Activity –
Read through the entries below and copy each line where "JSON" turns up.

Supplied data –
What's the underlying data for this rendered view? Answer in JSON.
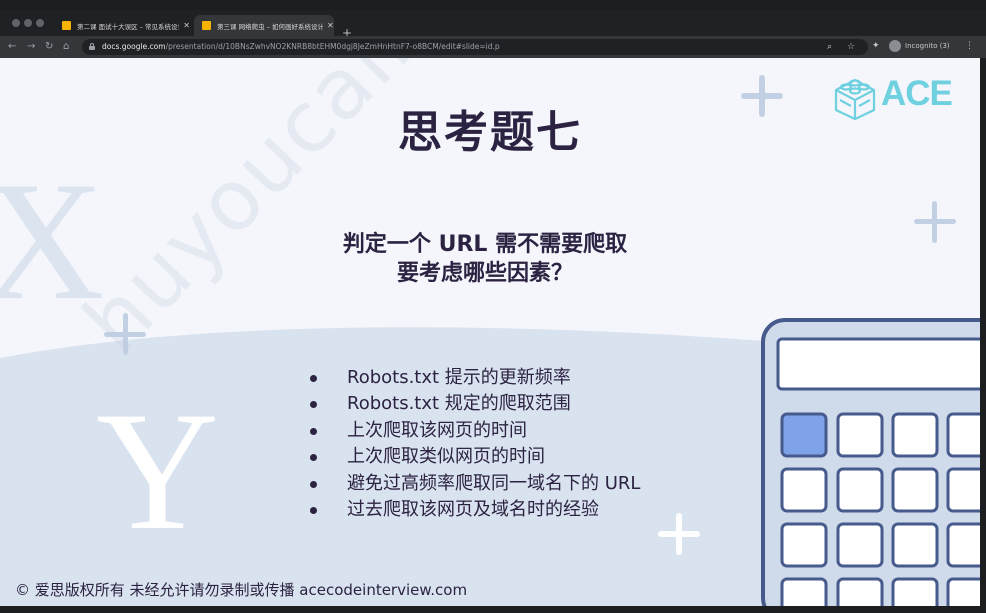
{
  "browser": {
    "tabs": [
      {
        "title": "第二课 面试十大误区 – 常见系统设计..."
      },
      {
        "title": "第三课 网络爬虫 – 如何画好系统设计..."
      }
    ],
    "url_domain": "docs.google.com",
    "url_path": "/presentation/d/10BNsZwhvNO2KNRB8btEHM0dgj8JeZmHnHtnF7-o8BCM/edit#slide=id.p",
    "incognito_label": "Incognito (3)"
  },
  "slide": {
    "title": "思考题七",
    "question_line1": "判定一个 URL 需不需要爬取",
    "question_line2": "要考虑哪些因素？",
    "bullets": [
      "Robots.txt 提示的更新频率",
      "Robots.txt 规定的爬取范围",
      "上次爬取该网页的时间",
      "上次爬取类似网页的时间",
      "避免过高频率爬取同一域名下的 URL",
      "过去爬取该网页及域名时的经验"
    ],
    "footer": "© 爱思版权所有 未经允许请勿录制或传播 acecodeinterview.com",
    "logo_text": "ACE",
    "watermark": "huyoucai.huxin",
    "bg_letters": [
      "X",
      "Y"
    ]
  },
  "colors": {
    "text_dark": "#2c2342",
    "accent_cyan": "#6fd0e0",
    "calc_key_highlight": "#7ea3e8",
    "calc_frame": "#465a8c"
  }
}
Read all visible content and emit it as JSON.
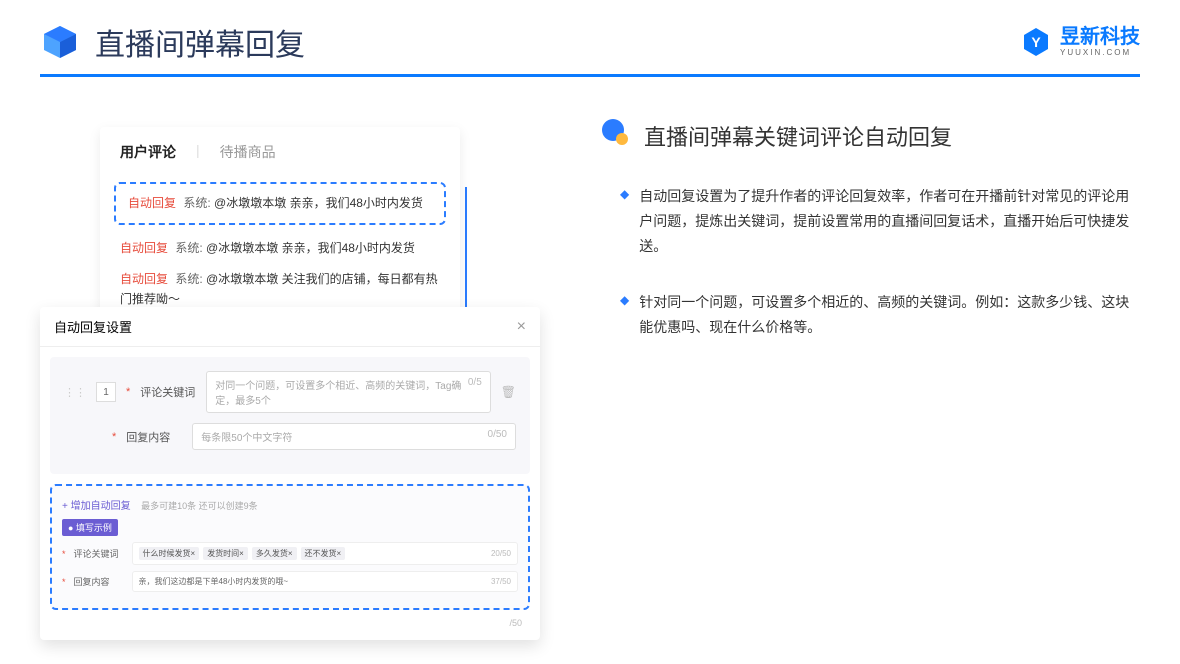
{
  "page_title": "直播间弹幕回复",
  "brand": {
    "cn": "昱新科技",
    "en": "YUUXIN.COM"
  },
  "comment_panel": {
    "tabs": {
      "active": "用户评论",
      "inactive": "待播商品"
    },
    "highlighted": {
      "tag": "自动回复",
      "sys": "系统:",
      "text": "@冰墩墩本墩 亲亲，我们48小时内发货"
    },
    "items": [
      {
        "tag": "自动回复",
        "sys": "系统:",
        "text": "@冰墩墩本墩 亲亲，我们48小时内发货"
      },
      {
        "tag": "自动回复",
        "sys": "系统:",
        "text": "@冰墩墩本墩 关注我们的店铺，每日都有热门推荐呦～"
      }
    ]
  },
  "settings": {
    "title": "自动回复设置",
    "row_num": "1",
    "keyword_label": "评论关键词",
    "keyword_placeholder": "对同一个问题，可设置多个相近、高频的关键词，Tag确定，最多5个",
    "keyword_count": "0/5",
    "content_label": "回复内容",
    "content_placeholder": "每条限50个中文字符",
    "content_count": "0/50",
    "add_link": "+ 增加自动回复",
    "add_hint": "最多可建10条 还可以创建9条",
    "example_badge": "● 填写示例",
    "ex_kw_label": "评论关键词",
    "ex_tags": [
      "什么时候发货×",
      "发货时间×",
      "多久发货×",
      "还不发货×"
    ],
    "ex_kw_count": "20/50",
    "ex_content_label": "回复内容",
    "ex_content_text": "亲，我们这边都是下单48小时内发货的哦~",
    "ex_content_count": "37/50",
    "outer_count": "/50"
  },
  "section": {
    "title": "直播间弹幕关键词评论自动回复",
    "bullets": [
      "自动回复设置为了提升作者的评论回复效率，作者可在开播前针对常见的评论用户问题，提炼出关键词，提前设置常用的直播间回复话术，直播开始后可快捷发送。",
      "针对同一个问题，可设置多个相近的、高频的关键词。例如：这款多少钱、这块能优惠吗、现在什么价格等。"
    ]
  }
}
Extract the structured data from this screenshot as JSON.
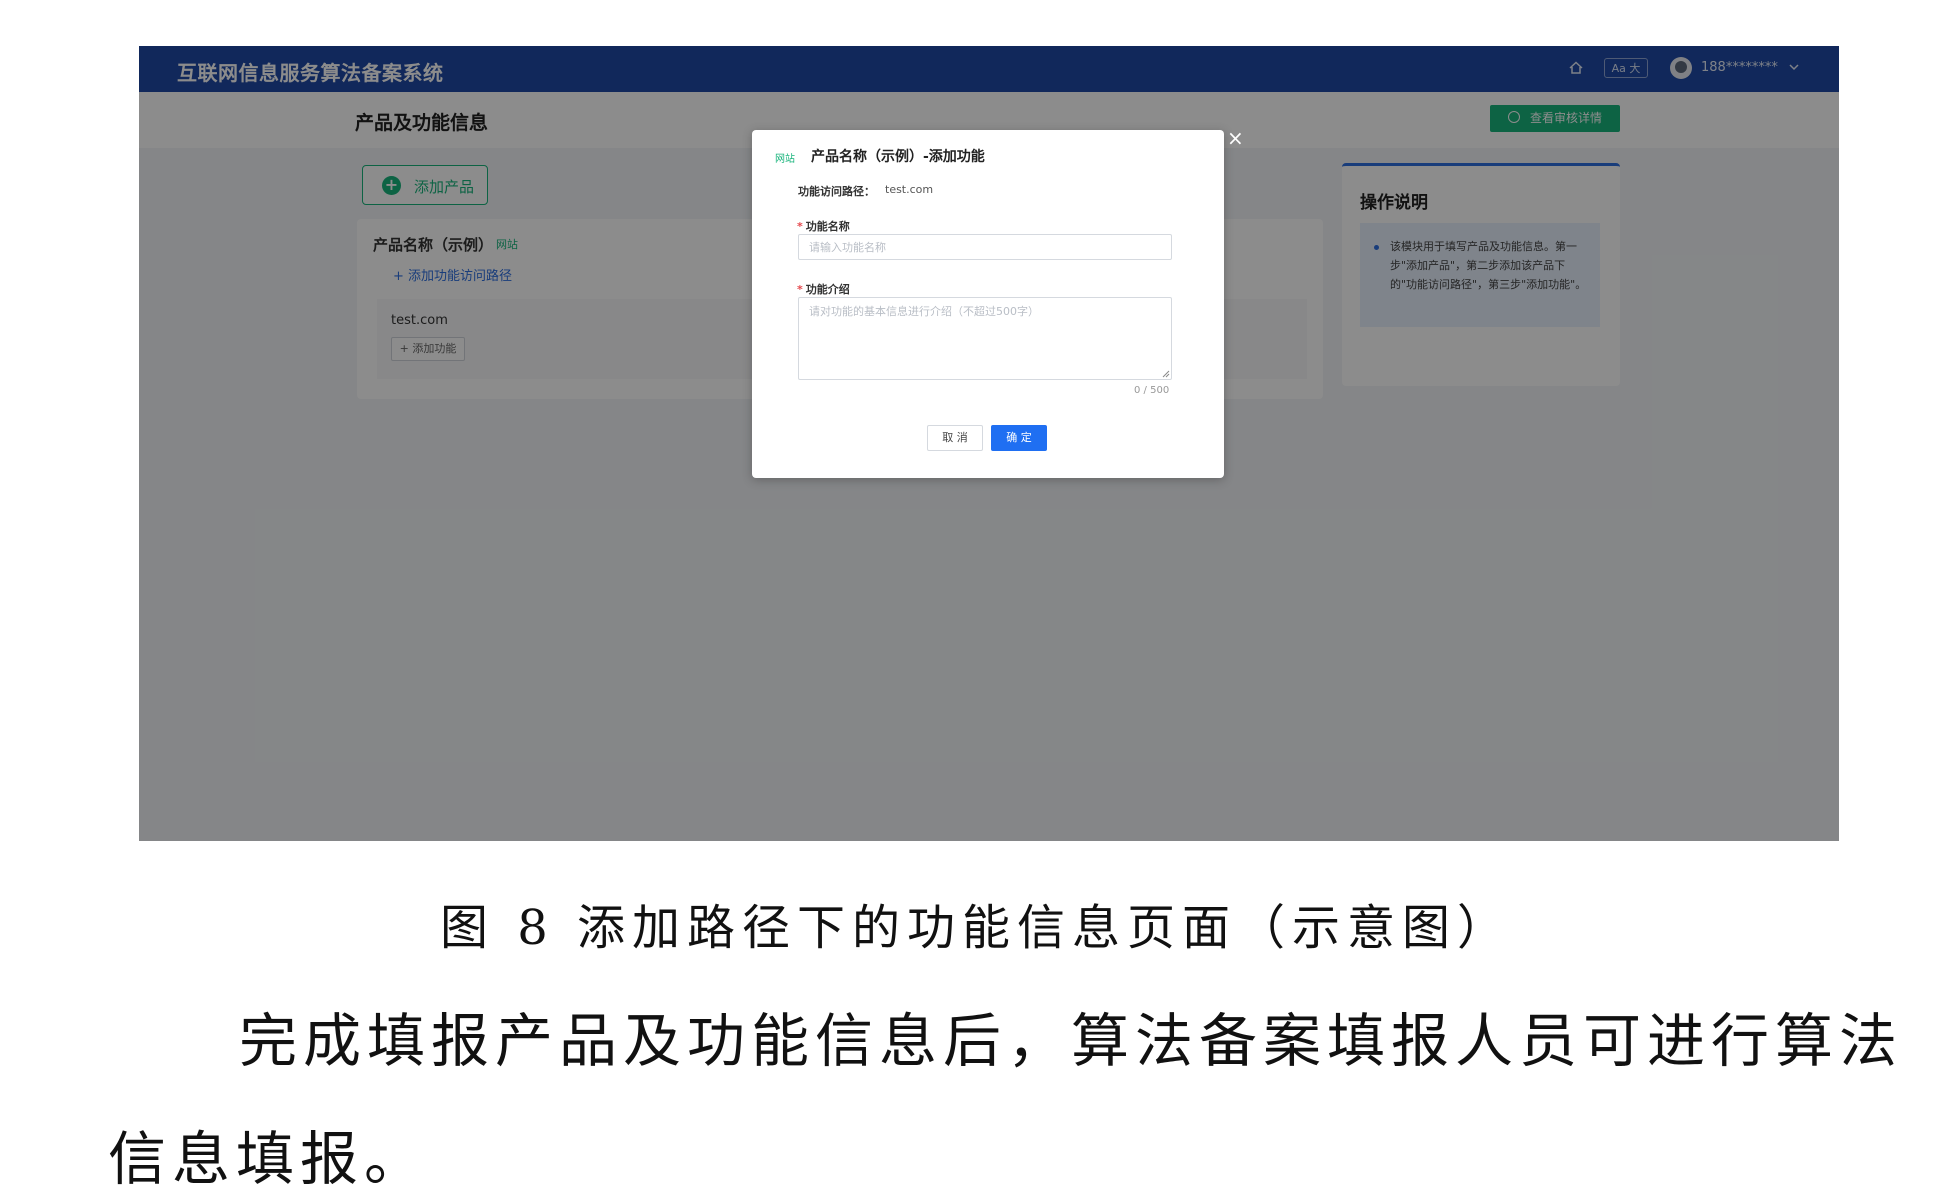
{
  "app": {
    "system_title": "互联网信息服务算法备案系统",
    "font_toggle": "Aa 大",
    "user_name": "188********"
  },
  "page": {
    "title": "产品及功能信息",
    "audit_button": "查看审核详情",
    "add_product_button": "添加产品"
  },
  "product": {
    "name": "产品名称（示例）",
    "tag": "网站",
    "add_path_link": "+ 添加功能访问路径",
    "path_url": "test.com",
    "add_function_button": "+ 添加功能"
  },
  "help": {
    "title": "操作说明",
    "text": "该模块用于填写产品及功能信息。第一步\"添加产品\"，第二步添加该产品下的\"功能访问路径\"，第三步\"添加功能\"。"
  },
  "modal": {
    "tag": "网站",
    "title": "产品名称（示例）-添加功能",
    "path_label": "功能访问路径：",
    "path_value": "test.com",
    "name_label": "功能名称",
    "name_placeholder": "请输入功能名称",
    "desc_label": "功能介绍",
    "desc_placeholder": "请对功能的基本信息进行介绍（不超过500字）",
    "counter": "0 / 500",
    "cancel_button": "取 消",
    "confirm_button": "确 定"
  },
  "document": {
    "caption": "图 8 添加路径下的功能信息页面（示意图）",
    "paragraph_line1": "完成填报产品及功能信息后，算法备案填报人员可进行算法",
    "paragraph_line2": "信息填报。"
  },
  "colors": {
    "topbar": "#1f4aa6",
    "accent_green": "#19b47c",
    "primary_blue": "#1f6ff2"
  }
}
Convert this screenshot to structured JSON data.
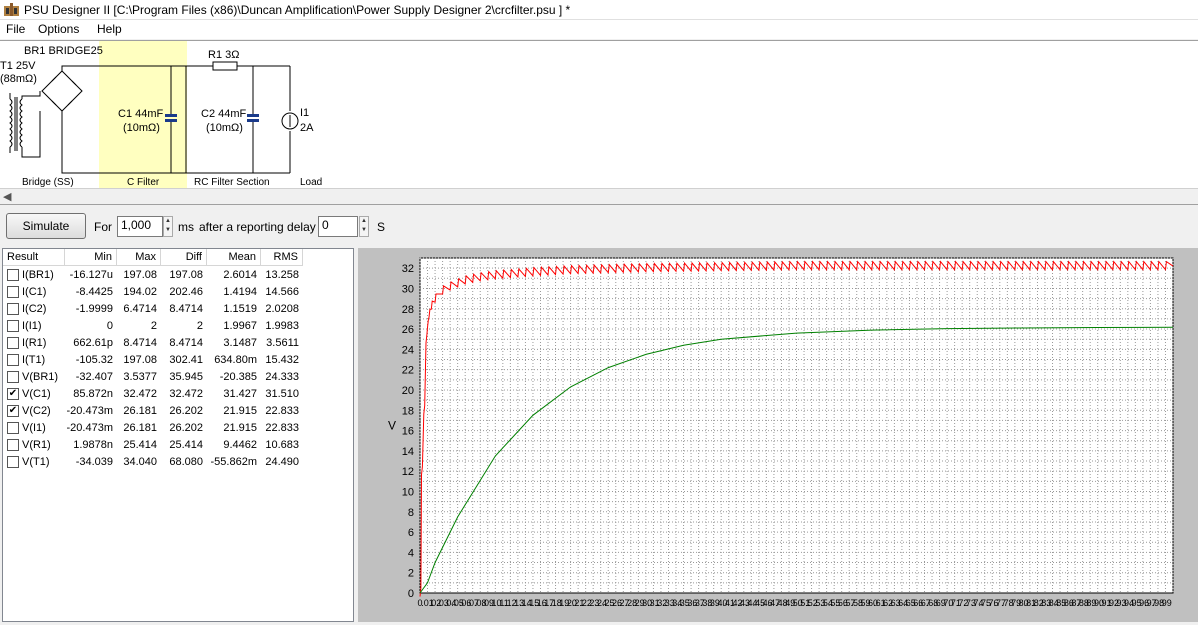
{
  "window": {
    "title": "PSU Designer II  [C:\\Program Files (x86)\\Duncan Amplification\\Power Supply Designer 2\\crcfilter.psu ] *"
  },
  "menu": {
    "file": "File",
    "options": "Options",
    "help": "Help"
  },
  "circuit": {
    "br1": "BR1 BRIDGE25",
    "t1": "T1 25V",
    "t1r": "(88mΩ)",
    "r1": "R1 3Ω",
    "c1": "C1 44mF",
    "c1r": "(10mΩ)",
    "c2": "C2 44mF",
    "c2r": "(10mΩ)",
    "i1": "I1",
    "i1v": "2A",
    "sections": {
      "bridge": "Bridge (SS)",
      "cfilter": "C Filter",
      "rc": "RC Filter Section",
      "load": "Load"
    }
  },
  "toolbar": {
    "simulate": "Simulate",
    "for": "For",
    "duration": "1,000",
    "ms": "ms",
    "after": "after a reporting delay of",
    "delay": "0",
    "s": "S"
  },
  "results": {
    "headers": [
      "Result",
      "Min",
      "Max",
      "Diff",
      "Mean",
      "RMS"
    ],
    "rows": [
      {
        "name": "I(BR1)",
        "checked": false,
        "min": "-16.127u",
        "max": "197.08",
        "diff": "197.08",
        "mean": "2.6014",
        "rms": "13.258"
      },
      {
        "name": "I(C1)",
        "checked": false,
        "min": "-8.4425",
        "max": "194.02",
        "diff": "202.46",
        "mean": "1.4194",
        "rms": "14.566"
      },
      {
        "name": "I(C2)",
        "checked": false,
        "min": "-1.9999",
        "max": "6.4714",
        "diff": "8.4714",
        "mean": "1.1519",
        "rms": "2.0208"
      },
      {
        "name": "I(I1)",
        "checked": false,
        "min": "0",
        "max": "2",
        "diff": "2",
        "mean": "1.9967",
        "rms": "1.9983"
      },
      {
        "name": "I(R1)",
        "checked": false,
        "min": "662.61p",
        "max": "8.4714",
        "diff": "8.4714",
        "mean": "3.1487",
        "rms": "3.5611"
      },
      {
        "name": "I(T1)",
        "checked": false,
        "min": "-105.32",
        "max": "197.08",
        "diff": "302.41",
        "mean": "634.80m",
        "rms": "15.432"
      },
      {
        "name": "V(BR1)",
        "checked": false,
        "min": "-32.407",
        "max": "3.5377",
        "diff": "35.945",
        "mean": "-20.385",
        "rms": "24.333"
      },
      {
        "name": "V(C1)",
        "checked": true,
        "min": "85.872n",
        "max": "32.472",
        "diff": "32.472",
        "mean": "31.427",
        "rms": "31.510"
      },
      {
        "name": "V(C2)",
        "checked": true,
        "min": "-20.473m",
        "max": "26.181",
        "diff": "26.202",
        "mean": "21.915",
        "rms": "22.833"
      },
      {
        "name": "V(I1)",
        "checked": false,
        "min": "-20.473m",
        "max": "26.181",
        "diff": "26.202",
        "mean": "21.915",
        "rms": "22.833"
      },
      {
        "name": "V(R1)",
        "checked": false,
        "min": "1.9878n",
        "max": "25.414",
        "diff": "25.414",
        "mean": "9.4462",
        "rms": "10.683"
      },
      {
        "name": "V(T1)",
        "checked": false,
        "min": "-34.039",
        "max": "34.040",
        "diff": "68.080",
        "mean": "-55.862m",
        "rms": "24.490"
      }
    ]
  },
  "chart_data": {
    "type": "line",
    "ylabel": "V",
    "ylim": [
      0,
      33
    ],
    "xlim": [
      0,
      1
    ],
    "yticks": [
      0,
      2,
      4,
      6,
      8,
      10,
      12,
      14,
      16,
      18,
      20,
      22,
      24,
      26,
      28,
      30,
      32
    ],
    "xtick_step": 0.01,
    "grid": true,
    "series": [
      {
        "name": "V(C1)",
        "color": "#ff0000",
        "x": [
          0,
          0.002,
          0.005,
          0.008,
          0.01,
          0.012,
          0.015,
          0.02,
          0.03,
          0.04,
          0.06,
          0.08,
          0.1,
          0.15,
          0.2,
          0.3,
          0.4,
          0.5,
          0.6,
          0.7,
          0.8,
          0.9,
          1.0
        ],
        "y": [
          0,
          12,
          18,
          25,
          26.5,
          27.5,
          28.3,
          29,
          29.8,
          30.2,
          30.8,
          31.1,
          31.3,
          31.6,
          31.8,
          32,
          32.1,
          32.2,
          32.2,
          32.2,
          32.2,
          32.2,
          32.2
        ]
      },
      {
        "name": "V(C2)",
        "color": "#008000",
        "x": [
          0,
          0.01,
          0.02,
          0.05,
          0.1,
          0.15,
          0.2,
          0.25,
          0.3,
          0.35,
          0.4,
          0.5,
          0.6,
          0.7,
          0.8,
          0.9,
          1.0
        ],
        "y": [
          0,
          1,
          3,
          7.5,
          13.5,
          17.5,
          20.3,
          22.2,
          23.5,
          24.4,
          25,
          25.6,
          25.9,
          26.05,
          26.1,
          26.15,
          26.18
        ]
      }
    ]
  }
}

Response to the exercise –
What's the underlying data for this rendered view? Answer in JSON.
Read all visible content and emit it as JSON.
Extract the structured data from this screenshot as JSON.
Convert this screenshot to structured JSON data.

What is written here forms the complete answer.